The Silent Bush-boy: Placing South Africans through Language and Names

  • Elwyn Jenkins

Abstract
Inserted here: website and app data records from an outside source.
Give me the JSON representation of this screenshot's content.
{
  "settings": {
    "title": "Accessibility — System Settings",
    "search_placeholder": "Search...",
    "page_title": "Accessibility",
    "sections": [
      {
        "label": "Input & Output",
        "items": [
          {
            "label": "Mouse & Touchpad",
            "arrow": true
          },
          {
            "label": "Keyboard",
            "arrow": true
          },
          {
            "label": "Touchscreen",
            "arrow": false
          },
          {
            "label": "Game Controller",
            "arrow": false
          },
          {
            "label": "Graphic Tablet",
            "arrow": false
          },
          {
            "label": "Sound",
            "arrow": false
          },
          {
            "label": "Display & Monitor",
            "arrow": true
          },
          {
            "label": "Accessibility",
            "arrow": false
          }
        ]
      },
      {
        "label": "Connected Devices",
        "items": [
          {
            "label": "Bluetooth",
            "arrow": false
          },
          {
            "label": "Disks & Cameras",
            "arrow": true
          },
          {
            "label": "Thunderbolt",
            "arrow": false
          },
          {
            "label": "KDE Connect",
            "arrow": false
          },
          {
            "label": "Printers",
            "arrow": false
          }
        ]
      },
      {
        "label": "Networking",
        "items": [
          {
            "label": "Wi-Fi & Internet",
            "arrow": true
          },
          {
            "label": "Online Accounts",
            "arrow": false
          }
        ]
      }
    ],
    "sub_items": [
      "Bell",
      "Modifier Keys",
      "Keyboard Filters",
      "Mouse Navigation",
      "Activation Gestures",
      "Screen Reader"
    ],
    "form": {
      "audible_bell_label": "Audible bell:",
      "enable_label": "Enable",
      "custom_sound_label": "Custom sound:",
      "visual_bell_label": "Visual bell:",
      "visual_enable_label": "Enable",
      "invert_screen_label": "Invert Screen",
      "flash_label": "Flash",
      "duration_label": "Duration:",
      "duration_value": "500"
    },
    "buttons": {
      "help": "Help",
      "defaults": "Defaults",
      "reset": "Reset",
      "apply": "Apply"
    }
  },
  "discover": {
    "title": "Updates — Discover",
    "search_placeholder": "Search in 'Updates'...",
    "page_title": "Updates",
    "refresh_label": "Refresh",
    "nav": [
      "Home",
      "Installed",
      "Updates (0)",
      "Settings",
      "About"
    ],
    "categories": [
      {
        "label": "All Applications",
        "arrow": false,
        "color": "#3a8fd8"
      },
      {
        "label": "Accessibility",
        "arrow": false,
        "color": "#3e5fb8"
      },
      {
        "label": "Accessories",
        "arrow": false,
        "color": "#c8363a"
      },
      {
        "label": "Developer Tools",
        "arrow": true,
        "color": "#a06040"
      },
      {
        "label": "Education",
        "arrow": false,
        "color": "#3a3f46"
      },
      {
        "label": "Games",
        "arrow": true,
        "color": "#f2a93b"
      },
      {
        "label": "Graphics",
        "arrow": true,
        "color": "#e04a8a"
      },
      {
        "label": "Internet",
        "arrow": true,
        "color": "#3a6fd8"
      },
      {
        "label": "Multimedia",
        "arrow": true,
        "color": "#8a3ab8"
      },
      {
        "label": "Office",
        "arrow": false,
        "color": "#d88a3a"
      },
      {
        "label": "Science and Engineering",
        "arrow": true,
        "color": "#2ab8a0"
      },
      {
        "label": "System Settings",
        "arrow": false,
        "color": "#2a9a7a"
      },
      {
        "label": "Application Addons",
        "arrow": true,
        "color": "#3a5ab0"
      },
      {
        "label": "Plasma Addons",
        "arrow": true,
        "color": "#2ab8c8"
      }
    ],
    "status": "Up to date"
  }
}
Résumé: Dans cet article, Elwyn Jenkins examine la présentation et la description des Boschimans sud-africains dans les romans britanniques du siècle dernier. A l'instar du critique canadien Terry Goldie, il conclut que l'Altérité de l'indigène se manifesto surtout dans le traitement des échanges verbaux entre colonisateurs et colonisés, et qu'en dernière analyse, ce sont bien des marqueurs linguistiques qui inscrivent les valeurs de l'impérialisme dans le texte. Summary: This article examines how "othering" occurs through the handling of language in imaginative literature. Jenkins focuses on nineteenth century Scottish and English writers who depicted British encounters with African "bushmen" in the juvenile fiction which was read throughout the British empire, including Canada. Tracking at writers such as R.M. Ballantyne, A.W. Dray son, Thomas Mayne Reid, and Charles Eden, he asks questions like (1) whether they let the indigenes speak, and in what language (2) whether they name the indigenes and (3) whether they make them into real characters. He contrasts these and other nineteenth century writers with the recent South African historical writer. Jenny Seed, and he shows, as does Canadian critic Terry Goldie (who writes about the image of the indigene in Canadian, Australian, and New Zealand's literature), that imperialism is subtly conveyed through linguistic markers.
Published
2007-12-19
Section
Articles